Do the numbers still make sense for day-and-date releases?
Listen, we knew this day was coming.
Ever since Comscore (née Rentrak) aggregated box office data and ever since Box Office Mojo made those numbers readily available to the public, we’ve been living in an idyllic world of data transparency. There was no reason to think that would ever change. Each weekend, we celebrated the winners and empathized with the losers. We were able to do that because it was communal data that we all trusted.
The transparency that we enjoyed doesn’t fit in today’s world where there is currency in opacity. Holding on to one’s data is a form of competitive advantage.
Of course, this took root in the streaming world when Netflix decided not to publish any viewership data. At the time, it seemed like a problem on the other side of the house. This was an affront to the Nielsen ratings in the TV world. It wasn’t a film problem.
Oh, how that has changed. Netflix evolved from a fledgling studio to Oscar winner. COVID created a perfect storm that accelerated the move from theatrical to streaming and now we live in this strange world where we have complete data for theatrical films partial data for day-and-date releases and no data for streaming titles.
When you add in theater closures, theater re-openings, and changes in consumer behaviors, any attempt to contextualize post-pandemic performance against pre-pandemic norms is absolutely futile. We have no way of knowing what is a good number.
THE SUICIDE SQUAD made $27M this weekend. Was that good or bad? Trades seem to think it was soft, but who the hell knows? As a day-and-date release, we have no idea how it did on HBO Max.
With 85% of theaters open, we can kind of extrapolate how a film performed versus a pre-pandemic release. But with the Delta variant, studies by The Quorum show that theater hesitancy is on the rise. How do we quantify that?
Let’s imagine a perfect world. As an industry, we commit to doing away with day-and-date releases. A film either gets released theatrically or on streaming.
We know that streaming services aren’t going to release numbers beyond the ones they cherry-pick for press releases. That’s fine. We’ve grown accustomed to that. Films that live on streaming services can stay in that ecosystem.
But, suppose films coming from the major studios all get an exclusive theatrical window. It can be short. All we are asking for is at least two weekends in theaters so we can create opening weekend and week two norms. After that, ship it off to your streaming service.
We have no illusions
The studios aren’t going to stop doing hybrid releases just because we ask politely. It will always be about the bottom line. But last week, when Disney announced that BLACK WIDOW made $60M through Disney+ paid purchases, they may have tipped their hand. By the way, that’s a worldwide number.
Under normal non-pandemic conditions, it would be reasonable to expect WIDOW to gross $1.00B at the worldwide box office, given that in 2018, CAPTAIN MARVEL made $1.13B. WIDOW now looks to be on pace for $400M worldwide. That’s a shortfall of about $600M, or approximately $300M in lost theatrical revenue. Can the studio make up that difference from at-home purchases? With $60M in the bank, they have a ways to go.

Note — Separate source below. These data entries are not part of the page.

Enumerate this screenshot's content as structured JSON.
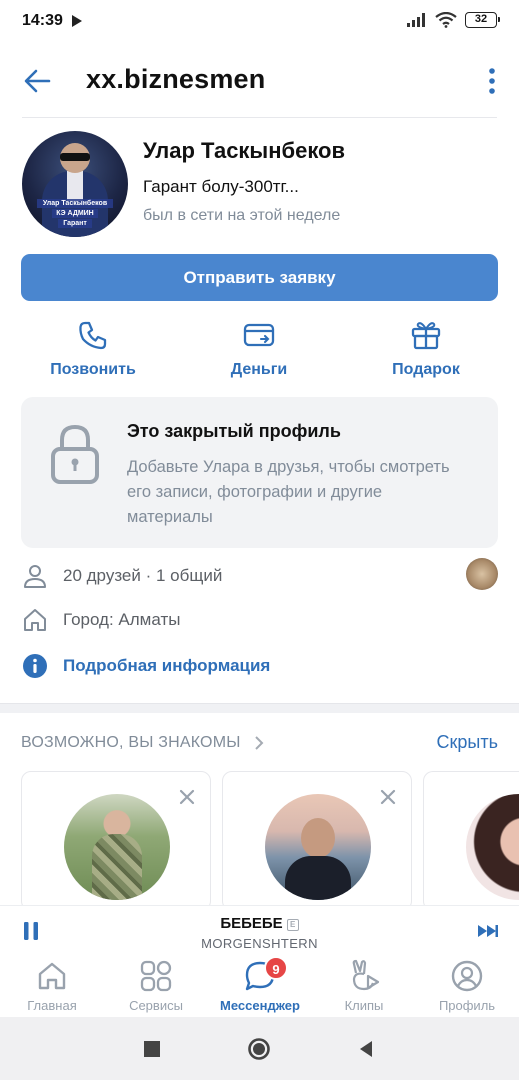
{
  "status_bar": {
    "time": "14:39",
    "battery": "32"
  },
  "header": {
    "title": "xx.biznesmen"
  },
  "profile": {
    "avatar_text_1": "Улар Таскынбеков",
    "avatar_text_2": "КЭ АДМИН",
    "avatar_text_3": "Гарант",
    "name": "Улар Таскынбеков",
    "status": "Гарант болу-300тг...",
    "online": "был в сети на этой неделе",
    "send_request": "Отправить заявку"
  },
  "actions": [
    {
      "label": "Позвонить",
      "icon": "phone-icon"
    },
    {
      "label": "Деньги",
      "icon": "money-card-icon"
    },
    {
      "label": "Подарок",
      "icon": "gift-icon"
    }
  ],
  "closed_profile": {
    "title": "Это закрытый профиль",
    "text": "Добавьте Улара в друзья, чтобы смотреть его записи, фотографии и другие материалы"
  },
  "info": {
    "friends": "20 друзей · 1 общий",
    "city": "Город: Алматы",
    "details": "Подробная информация"
  },
  "suggestions": {
    "title": "ВОЗМОЖНО, ВЫ ЗНАКОМЫ",
    "hide": "Скрыть"
  },
  "player": {
    "title": "БЕБЕБЕ",
    "explicit": "E",
    "artist": "MORGENSHTERN"
  },
  "tabs": [
    {
      "label": "Главная",
      "icon": "home-icon"
    },
    {
      "label": "Сервисы",
      "icon": "services-icon"
    },
    {
      "label": "Мессенджер",
      "icon": "messenger-icon",
      "badge": "9",
      "active": true
    },
    {
      "label": "Клипы",
      "icon": "clips-icon"
    },
    {
      "label": "Профиль",
      "icon": "profile-icon"
    }
  ],
  "colors": {
    "accent": "#4a86cf",
    "link": "#2f6fb8",
    "badge": "#e64646",
    "muted": "#818c99"
  }
}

Likewise, Dwayne Johnson’s JUMANJI: WELCOME TO THE JUNGLE made $962M worldwide, but it looks like his JUNGLE CRUISE will struggle to hit $200M. That difference won’t be covered by Disney+. According to Deadline, CRUISE has generated roughly $23M in streaming revenue.
I get it. It’s unfair to project theatrical based on pre-pandemic titles, and there’s clearly more that goes into the equation. But, with these expensive releases, it’s hard to imagine a world where the studios are making more from day-and-date than straight-up theatrical.